[Task directions] Only lines that contain the word "name" are to be returned from the data below.

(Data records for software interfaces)
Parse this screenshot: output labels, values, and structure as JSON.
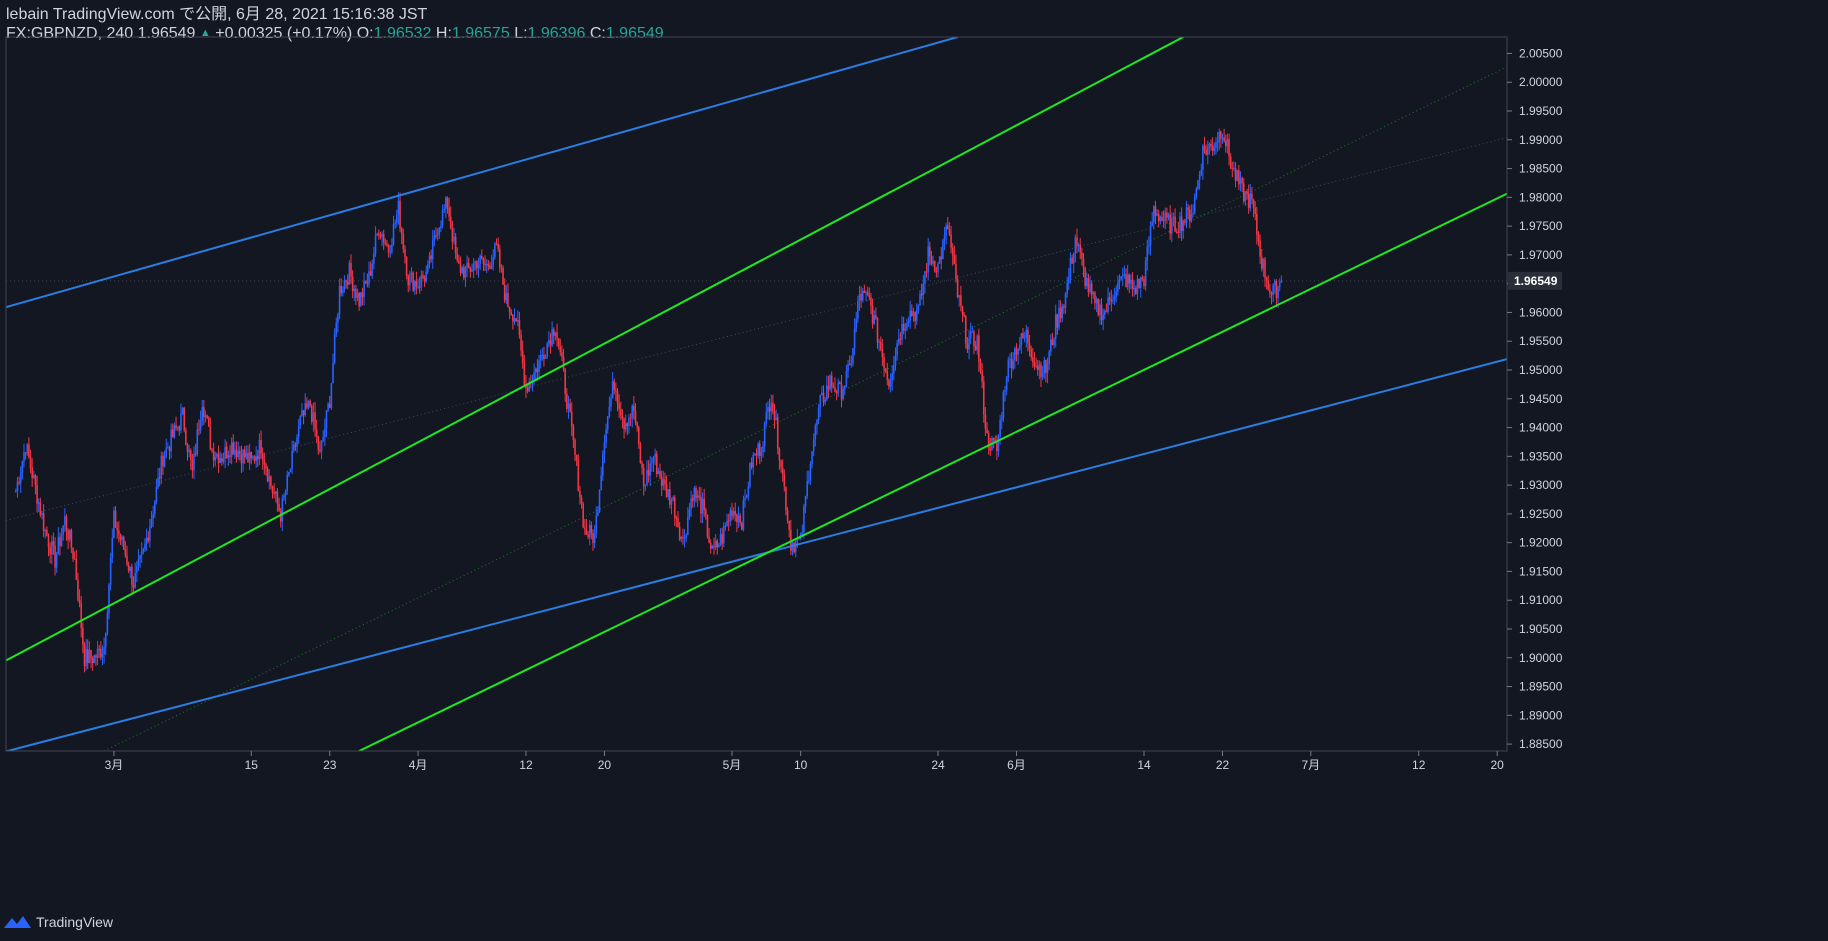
{
  "header": {
    "line1": "lebain TradingView.com で公開, 6月 28, 2021 15:16:38 JST",
    "symbol": "FX:GBPNZD, 240",
    "last": "1.96549",
    "change": "+0.00325 (+0.17%)",
    "o_label": "O:",
    "o_value": "1.96532",
    "h_label": "H:",
    "h_value": "1.96575",
    "l_label": "L:",
    "l_value": "1.96396",
    "c_label": "C:",
    "c_value": "1.96549"
  },
  "footer": {
    "brand": "TradingView"
  },
  "colors": {
    "background": "#131722",
    "up": "#2962ff",
    "down": "#f23645",
    "blue_line": "#2a7de1",
    "green_line": "#1ee81e",
    "text": "#d1d4dc",
    "price_label_bg": "#2a2e39"
  },
  "chart_data": {
    "type": "candlestick",
    "symbol": "FX:GBPNZD",
    "interval": "240",
    "y_ticks": [
      2.005,
      2.0,
      1.995,
      1.99,
      1.985,
      1.98,
      1.975,
      1.97,
      1.965,
      1.96,
      1.955,
      1.95,
      1.945,
      1.94,
      1.935,
      1.93,
      1.925,
      1.92,
      1.915,
      1.91,
      1.905,
      1.9,
      1.895,
      1.89,
      1.885
    ],
    "y_tick_labels": [
      "2.00500",
      "2.00000",
      "1.99500",
      "1.99000",
      "1.98500",
      "1.98000",
      "1.97500",
      "1.97000",
      "1.96500",
      "1.96000",
      "1.95500",
      "1.95000",
      "1.94500",
      "1.94000",
      "1.93500",
      "1.93000",
      "1.92500",
      "1.92000",
      "1.91500",
      "1.91000",
      "1.90500",
      "1.90000",
      "1.89500",
      "1.89000",
      "1.88500"
    ],
    "ylim": [
      1.8838,
      2.00786
    ],
    "last_price": 1.96549,
    "last_price_label": "1.96549",
    "x_ticks": [
      {
        "date": "2021-03-01",
        "label": "3月"
      },
      {
        "date": "2021-03-15",
        "label": "15"
      },
      {
        "date": "2021-03-23",
        "label": "23"
      },
      {
        "date": "2021-04-01",
        "label": "4月"
      },
      {
        "date": "2021-04-12",
        "label": "12"
      },
      {
        "date": "2021-04-20",
        "label": "20"
      },
      {
        "date": "2021-05-03",
        "label": "5月"
      },
      {
        "date": "2021-05-10",
        "label": "10"
      },
      {
        "date": "2021-05-24",
        "label": "24"
      },
      {
        "date": "2021-06-01",
        "label": "6月"
      },
      {
        "date": "2021-06-14",
        "label": "14"
      },
      {
        "date": "2021-06-22",
        "label": "22"
      },
      {
        "date": "2021-07-01",
        "label": "7月"
      },
      {
        "date": "2021-07-12",
        "label": "12"
      },
      {
        "date": "2021-07-20",
        "label": "20"
      }
    ],
    "path_points": [
      {
        "date": "2021-02-19",
        "close": 1.929
      },
      {
        "date": "2021-02-20",
        "close": 1.937
      },
      {
        "date": "2021-02-22",
        "close": 1.922
      },
      {
        "date": "2021-02-23",
        "close": 1.917
      },
      {
        "date": "2021-02-24",
        "close": 1.924
      },
      {
        "date": "2021-02-25",
        "close": 1.917
      },
      {
        "date": "2021-02-26",
        "close": 1.9
      },
      {
        "date": "2021-02-27",
        "close": 1.9
      },
      {
        "date": "2021-02-28",
        "close": 1.902
      },
      {
        "date": "2021-03-01",
        "close": 1.924
      },
      {
        "date": "2021-03-02",
        "close": 1.919
      },
      {
        "date": "2021-03-03",
        "close": 1.913
      },
      {
        "date": "2021-03-04",
        "close": 1.918
      },
      {
        "date": "2021-03-05",
        "close": 1.926
      },
      {
        "date": "2021-03-06",
        "close": 1.935
      },
      {
        "date": "2021-03-08",
        "close": 1.942
      },
      {
        "date": "2021-03-09",
        "close": 1.932
      },
      {
        "date": "2021-03-10",
        "close": 1.945
      },
      {
        "date": "2021-03-11",
        "close": 1.936
      },
      {
        "date": "2021-03-12",
        "close": 1.935
      },
      {
        "date": "2021-03-13",
        "close": 1.937
      },
      {
        "date": "2021-03-15",
        "close": 1.934
      },
      {
        "date": "2021-03-16",
        "close": 1.937
      },
      {
        "date": "2021-03-17",
        "close": 1.93
      },
      {
        "date": "2021-03-18",
        "close": 1.925
      },
      {
        "date": "2021-03-19",
        "close": 1.933
      },
      {
        "date": "2021-03-20",
        "close": 1.941
      },
      {
        "date": "2021-03-21",
        "close": 1.944
      },
      {
        "date": "2021-03-22",
        "close": 1.935
      },
      {
        "date": "2021-03-23",
        "close": 1.945
      },
      {
        "date": "2021-03-24",
        "close": 1.964
      },
      {
        "date": "2021-03-25",
        "close": 1.967
      },
      {
        "date": "2021-03-26",
        "close": 1.962
      },
      {
        "date": "2021-03-27",
        "close": 1.966
      },
      {
        "date": "2021-03-28",
        "close": 1.975
      },
      {
        "date": "2021-03-29",
        "close": 1.971
      },
      {
        "date": "2021-03-30",
        "close": 1.978
      },
      {
        "date": "2021-03-31",
        "close": 1.966
      },
      {
        "date": "2021-04-01",
        "close": 1.965
      },
      {
        "date": "2021-04-02",
        "close": 1.967
      },
      {
        "date": "2021-04-03",
        "close": 1.975
      },
      {
        "date": "2021-04-04",
        "close": 1.979
      },
      {
        "date": "2021-04-05",
        "close": 1.968
      },
      {
        "date": "2021-04-06",
        "close": 1.967
      },
      {
        "date": "2021-04-07",
        "close": 1.969
      },
      {
        "date": "2021-04-08",
        "close": 1.968
      },
      {
        "date": "2021-04-09",
        "close": 1.971
      },
      {
        "date": "2021-04-10",
        "close": 1.962
      },
      {
        "date": "2021-04-11",
        "close": 1.959
      },
      {
        "date": "2021-04-12",
        "close": 1.947
      },
      {
        "date": "2021-04-13",
        "close": 1.95
      },
      {
        "date": "2021-04-14",
        "close": 1.954
      },
      {
        "date": "2021-04-15",
        "close": 1.958
      },
      {
        "date": "2021-04-16",
        "close": 1.947
      },
      {
        "date": "2021-04-17",
        "close": 1.935
      },
      {
        "date": "2021-04-18",
        "close": 1.922
      },
      {
        "date": "2021-04-19",
        "close": 1.921
      },
      {
        "date": "2021-04-20",
        "close": 1.939
      },
      {
        "date": "2021-04-21",
        "close": 1.948
      },
      {
        "date": "2021-04-22",
        "close": 1.941
      },
      {
        "date": "2021-04-23",
        "close": 1.943
      },
      {
        "date": "2021-04-24",
        "close": 1.93
      },
      {
        "date": "2021-04-25",
        "close": 1.935
      },
      {
        "date": "2021-04-26",
        "close": 1.93
      },
      {
        "date": "2021-04-27",
        "close": 1.927
      },
      {
        "date": "2021-04-28",
        "close": 1.92
      },
      {
        "date": "2021-04-29",
        "close": 1.929
      },
      {
        "date": "2021-04-30",
        "close": 1.926
      },
      {
        "date": "2021-05-01",
        "close": 1.918
      },
      {
        "date": "2021-05-02",
        "close": 1.921
      },
      {
        "date": "2021-05-03",
        "close": 1.926
      },
      {
        "date": "2021-05-04",
        "close": 1.924
      },
      {
        "date": "2021-05-05",
        "close": 1.934
      },
      {
        "date": "2021-05-06",
        "close": 1.937
      },
      {
        "date": "2021-05-07",
        "close": 1.946
      },
      {
        "date": "2021-05-08",
        "close": 1.934
      },
      {
        "date": "2021-05-09",
        "close": 1.92
      },
      {
        "date": "2021-05-10",
        "close": 1.92
      },
      {
        "date": "2021-05-11",
        "close": 1.935
      },
      {
        "date": "2021-05-12",
        "close": 1.944
      },
      {
        "date": "2021-05-13",
        "close": 1.948
      },
      {
        "date": "2021-05-14",
        "close": 1.946
      },
      {
        "date": "2021-05-15",
        "close": 1.95
      },
      {
        "date": "2021-05-16",
        "close": 1.963
      },
      {
        "date": "2021-05-17",
        "close": 1.962
      },
      {
        "date": "2021-05-18",
        "close": 1.955
      },
      {
        "date": "2021-05-19",
        "close": 1.948
      },
      {
        "date": "2021-05-20",
        "close": 1.956
      },
      {
        "date": "2021-05-21",
        "close": 1.96
      },
      {
        "date": "2021-05-22",
        "close": 1.96
      },
      {
        "date": "2021-05-23",
        "close": 1.97
      },
      {
        "date": "2021-05-24",
        "close": 1.968
      },
      {
        "date": "2021-05-25",
        "close": 1.975
      },
      {
        "date": "2021-05-26",
        "close": 1.963
      },
      {
        "date": "2021-05-27",
        "close": 1.955
      },
      {
        "date": "2021-05-28",
        "close": 1.955
      },
      {
        "date": "2021-05-29",
        "close": 1.938
      },
      {
        "date": "2021-05-30",
        "close": 1.936
      },
      {
        "date": "2021-05-31",
        "close": 1.95
      },
      {
        "date": "2021-06-01",
        "close": 1.954
      },
      {
        "date": "2021-06-02",
        "close": 1.956
      },
      {
        "date": "2021-06-03",
        "close": 1.951
      },
      {
        "date": "2021-06-04",
        "close": 1.95
      },
      {
        "date": "2021-06-05",
        "close": 1.958
      },
      {
        "date": "2021-06-06",
        "close": 1.963
      },
      {
        "date": "2021-06-07",
        "close": 1.973
      },
      {
        "date": "2021-06-08",
        "close": 1.966
      },
      {
        "date": "2021-06-09",
        "close": 1.961
      },
      {
        "date": "2021-06-10",
        "close": 1.96
      },
      {
        "date": "2021-06-11",
        "close": 1.964
      },
      {
        "date": "2021-06-12",
        "close": 1.966
      },
      {
        "date": "2021-06-13",
        "close": 1.964
      },
      {
        "date": "2021-06-14",
        "close": 1.966
      },
      {
        "date": "2021-06-15",
        "close": 1.978
      },
      {
        "date": "2021-06-16",
        "close": 1.976
      },
      {
        "date": "2021-06-17",
        "close": 1.975
      },
      {
        "date": "2021-06-18",
        "close": 1.976
      },
      {
        "date": "2021-06-19",
        "close": 1.978
      },
      {
        "date": "2021-06-20",
        "close": 1.988
      },
      {
        "date": "2021-06-21",
        "close": 1.989
      },
      {
        "date": "2021-06-22",
        "close": 1.992
      },
      {
        "date": "2021-06-23",
        "close": 1.985
      },
      {
        "date": "2021-06-24",
        "close": 1.981
      },
      {
        "date": "2021-06-25",
        "close": 1.979
      },
      {
        "date": "2021-06-26",
        "close": 1.969
      },
      {
        "date": "2021-06-27",
        "close": 1.963
      },
      {
        "date": "2021-06-28",
        "close": 1.9655
      }
    ],
    "trend_lines": [
      {
        "name": "upper blue channel",
        "color": "#2a7de1",
        "p1": {
          "date": "2021-02-18",
          "y": 1.96092
        },
        "p2": {
          "date": "2021-05-26",
          "y": 2.00786
        }
      },
      {
        "name": "lower blue channel",
        "color": "#2a7de1",
        "p1": {
          "date": "2021-02-18",
          "y": 1.88372
        },
        "p2": {
          "date": "2021-07-21",
          "y": 1.95189
        }
      },
      {
        "name": "upper green channel",
        "color": "#1ee81e",
        "p1": {
          "date": "2021-02-18",
          "y": 1.89953
        },
        "p2": {
          "date": "2021-06-18",
          "y": 2.00786
        }
      },
      {
        "name": "lower green channel",
        "color": "#1ee81e",
        "p1": {
          "date": "2021-03-26",
          "y": 1.8838
        },
        "p2": {
          "date": "2021-07-21",
          "y": 1.98065
        }
      }
    ],
    "dotted_lines": [
      {
        "color": "#3a4a66",
        "p1": {
          "date": "2021-02-18",
          "y": 1.92385
        },
        "p2": {
          "date": "2021-07-21",
          "y": 1.99037
        }
      },
      {
        "color": "#1f7a2a",
        "p1": {
          "date": "2021-02-28",
          "y": 1.8838
        },
        "p2": {
          "date": "2021-07-21",
          "y": 2.00267
        }
      }
    ]
  }
}
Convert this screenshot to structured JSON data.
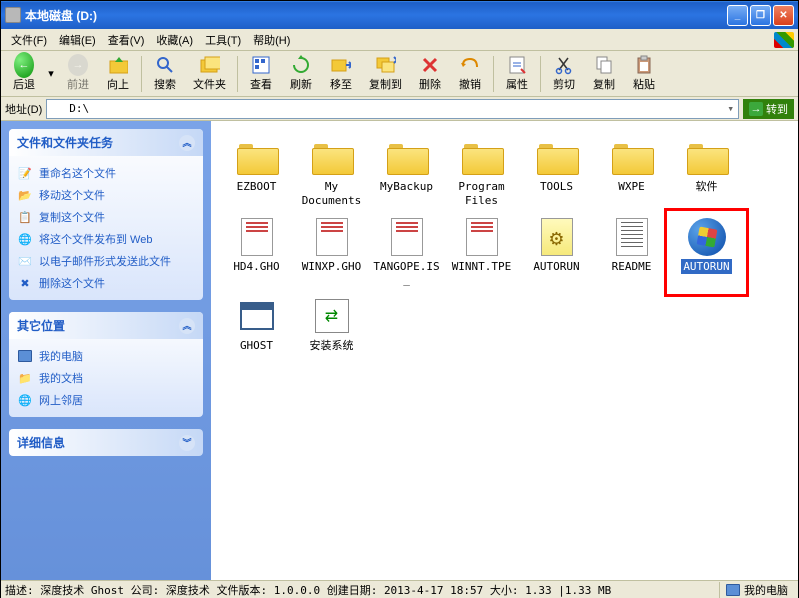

[Completed task]
        "name": "upper blue channel",
        "name": "lower blue channel",
        "name": "upper green channel",
        "name": "lower green channel",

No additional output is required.